-------- Input --------

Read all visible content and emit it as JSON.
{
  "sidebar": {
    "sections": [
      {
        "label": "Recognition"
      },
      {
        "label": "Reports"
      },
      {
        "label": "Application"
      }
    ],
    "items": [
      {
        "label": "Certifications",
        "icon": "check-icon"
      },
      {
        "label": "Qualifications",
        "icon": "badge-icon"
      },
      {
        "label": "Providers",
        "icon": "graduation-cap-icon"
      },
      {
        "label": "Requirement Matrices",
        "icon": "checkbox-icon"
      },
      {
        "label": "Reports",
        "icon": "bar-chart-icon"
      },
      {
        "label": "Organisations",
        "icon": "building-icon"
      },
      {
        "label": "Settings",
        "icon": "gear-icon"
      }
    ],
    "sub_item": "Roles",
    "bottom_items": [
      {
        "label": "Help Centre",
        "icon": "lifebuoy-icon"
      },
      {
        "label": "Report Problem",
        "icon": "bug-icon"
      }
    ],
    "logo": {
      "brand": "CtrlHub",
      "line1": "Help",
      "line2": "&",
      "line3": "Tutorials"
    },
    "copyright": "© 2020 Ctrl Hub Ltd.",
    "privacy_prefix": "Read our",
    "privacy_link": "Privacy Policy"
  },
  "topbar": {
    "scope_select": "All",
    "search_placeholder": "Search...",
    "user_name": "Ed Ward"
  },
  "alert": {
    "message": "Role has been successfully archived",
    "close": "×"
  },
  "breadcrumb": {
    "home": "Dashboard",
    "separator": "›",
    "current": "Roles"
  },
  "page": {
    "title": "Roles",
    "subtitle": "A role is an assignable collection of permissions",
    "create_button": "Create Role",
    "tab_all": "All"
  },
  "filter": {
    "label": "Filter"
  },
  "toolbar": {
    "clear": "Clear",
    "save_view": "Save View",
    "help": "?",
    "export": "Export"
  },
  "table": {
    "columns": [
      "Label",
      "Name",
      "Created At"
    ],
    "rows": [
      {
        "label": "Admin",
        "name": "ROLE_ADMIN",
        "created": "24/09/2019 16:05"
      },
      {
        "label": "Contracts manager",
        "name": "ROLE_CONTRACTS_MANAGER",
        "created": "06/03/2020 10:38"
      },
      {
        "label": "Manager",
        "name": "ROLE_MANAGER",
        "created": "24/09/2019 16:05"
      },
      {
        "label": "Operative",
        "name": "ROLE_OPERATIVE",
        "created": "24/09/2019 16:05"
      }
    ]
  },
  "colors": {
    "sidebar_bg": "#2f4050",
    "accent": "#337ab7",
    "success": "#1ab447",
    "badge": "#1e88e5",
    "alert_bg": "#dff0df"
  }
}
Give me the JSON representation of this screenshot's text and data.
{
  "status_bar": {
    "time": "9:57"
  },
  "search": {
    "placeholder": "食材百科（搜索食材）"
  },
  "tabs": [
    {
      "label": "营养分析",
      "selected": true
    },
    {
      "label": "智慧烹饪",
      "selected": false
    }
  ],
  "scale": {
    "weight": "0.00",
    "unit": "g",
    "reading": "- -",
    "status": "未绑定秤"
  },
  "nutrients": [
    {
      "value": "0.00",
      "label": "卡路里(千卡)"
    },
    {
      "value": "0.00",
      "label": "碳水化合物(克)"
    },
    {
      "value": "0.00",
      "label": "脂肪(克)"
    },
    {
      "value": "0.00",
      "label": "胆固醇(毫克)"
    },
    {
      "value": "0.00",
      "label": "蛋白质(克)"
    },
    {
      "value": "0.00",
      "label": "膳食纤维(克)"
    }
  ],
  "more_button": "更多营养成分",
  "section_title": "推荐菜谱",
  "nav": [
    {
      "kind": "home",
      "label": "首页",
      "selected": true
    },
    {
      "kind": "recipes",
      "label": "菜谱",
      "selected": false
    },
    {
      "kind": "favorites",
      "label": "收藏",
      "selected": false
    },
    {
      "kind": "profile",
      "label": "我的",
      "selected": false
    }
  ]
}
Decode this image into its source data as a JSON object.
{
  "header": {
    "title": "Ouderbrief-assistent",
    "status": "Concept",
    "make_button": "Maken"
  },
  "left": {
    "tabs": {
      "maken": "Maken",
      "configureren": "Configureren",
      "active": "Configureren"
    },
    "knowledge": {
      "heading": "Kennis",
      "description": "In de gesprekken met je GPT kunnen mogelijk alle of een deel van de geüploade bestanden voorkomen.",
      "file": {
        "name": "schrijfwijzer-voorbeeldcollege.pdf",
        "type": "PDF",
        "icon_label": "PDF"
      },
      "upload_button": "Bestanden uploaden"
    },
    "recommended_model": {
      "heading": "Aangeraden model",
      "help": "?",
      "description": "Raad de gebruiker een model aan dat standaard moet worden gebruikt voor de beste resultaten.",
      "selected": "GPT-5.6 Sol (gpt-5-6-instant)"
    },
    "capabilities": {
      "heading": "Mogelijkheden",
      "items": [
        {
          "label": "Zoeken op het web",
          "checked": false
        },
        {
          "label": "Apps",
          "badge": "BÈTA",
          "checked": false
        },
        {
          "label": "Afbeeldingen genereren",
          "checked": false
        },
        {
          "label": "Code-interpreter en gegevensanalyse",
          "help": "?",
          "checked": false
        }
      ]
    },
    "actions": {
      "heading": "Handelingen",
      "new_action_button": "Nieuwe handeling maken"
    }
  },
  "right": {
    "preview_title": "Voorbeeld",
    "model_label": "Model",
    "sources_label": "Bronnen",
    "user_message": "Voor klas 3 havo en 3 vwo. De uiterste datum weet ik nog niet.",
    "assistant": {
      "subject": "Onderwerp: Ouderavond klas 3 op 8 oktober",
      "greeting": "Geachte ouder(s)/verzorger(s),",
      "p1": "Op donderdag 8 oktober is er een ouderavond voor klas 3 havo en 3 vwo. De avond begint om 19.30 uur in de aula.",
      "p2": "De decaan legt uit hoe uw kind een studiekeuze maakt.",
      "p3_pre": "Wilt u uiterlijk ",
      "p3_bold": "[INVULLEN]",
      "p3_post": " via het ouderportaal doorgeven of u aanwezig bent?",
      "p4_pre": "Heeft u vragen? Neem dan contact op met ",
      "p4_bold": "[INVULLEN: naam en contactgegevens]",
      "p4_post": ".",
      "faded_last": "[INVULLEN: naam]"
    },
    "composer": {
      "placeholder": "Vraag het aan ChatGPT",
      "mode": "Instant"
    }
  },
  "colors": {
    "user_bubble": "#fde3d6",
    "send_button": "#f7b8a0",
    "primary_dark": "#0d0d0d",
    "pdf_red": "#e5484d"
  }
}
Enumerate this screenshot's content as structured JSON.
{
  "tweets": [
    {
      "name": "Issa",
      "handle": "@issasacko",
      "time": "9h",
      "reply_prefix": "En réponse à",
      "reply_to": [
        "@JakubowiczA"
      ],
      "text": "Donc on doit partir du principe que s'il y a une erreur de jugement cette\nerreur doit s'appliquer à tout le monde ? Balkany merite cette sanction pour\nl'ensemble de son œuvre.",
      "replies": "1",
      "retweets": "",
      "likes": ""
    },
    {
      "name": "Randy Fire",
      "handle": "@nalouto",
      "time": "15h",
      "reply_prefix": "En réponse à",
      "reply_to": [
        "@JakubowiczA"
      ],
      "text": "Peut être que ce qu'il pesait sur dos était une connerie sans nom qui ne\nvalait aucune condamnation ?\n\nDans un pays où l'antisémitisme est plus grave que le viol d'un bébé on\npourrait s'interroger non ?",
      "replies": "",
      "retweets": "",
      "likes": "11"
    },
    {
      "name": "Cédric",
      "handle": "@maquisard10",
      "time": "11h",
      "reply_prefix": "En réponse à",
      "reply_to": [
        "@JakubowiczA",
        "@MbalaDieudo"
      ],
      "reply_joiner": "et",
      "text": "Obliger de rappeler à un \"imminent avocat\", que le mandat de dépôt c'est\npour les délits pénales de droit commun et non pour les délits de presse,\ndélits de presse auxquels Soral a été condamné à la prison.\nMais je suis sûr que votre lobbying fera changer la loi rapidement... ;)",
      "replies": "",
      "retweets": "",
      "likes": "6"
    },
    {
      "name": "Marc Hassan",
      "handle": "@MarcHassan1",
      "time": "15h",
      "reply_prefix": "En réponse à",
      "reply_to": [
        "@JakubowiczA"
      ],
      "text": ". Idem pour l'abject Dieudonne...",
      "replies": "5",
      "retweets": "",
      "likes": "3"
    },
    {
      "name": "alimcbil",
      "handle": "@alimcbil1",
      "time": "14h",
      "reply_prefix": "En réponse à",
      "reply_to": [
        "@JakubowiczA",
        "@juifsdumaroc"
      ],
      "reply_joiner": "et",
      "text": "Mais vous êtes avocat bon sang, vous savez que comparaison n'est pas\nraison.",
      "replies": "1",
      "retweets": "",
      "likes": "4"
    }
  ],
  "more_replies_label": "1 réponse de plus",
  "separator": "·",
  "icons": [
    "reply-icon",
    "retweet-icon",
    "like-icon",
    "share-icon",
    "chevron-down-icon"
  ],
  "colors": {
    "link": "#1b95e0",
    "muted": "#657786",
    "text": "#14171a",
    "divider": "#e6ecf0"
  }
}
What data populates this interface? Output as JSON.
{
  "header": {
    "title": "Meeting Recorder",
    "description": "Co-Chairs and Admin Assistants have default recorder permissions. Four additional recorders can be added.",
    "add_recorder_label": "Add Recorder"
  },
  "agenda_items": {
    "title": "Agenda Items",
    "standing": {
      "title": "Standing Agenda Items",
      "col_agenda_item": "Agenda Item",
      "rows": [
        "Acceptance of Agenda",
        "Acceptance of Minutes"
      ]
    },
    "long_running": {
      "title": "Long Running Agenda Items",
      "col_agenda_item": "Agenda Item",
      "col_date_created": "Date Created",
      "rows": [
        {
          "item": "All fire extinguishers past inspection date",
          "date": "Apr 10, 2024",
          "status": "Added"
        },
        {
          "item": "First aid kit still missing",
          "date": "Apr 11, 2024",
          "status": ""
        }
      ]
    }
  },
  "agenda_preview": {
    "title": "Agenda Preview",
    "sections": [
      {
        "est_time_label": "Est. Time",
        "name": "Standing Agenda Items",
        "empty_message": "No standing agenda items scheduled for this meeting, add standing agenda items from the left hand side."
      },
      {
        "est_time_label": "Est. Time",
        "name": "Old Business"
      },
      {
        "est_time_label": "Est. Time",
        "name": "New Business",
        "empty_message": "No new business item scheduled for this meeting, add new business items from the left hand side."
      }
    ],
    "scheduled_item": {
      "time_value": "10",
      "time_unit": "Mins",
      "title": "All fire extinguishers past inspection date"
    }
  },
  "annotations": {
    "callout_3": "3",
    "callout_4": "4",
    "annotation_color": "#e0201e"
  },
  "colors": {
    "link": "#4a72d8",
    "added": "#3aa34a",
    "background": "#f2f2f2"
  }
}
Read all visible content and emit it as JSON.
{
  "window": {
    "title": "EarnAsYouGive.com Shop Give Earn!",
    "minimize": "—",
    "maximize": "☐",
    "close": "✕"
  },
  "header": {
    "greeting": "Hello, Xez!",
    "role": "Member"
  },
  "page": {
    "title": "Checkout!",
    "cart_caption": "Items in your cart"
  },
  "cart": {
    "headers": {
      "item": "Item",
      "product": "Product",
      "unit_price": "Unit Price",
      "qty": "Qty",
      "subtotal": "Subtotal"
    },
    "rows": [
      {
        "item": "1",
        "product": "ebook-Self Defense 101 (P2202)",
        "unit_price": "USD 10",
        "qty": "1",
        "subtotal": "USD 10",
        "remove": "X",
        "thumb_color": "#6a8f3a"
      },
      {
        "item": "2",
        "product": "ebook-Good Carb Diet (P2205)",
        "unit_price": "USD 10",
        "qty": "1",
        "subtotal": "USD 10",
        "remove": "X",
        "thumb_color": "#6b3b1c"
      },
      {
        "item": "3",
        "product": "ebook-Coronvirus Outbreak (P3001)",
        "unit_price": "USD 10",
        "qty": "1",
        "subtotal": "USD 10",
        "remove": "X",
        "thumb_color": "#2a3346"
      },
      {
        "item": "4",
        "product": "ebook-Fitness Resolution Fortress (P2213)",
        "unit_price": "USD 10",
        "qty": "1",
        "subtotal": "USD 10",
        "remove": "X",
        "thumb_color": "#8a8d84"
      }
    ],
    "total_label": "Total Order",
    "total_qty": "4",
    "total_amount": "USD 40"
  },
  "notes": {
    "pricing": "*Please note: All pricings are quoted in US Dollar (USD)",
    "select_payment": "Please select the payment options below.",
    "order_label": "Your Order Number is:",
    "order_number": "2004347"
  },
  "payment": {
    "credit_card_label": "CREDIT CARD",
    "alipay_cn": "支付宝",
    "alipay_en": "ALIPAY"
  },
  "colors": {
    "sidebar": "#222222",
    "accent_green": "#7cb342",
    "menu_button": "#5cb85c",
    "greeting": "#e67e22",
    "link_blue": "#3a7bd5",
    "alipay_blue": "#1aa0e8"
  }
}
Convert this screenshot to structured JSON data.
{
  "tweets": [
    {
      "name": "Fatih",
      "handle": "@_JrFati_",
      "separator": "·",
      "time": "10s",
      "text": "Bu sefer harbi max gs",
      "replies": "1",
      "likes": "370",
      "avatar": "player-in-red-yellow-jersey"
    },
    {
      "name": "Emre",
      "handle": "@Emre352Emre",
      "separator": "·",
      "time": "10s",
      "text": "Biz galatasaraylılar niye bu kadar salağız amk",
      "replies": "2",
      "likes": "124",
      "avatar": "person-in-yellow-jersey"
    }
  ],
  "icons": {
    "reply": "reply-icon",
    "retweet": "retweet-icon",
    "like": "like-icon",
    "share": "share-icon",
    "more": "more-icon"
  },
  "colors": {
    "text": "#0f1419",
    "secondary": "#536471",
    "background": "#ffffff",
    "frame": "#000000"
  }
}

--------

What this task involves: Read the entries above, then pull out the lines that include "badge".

Answer to the exercise:
        "icon": "badge-icon"
    "badge": "#1e88e5",
          "badge": "BÈTA",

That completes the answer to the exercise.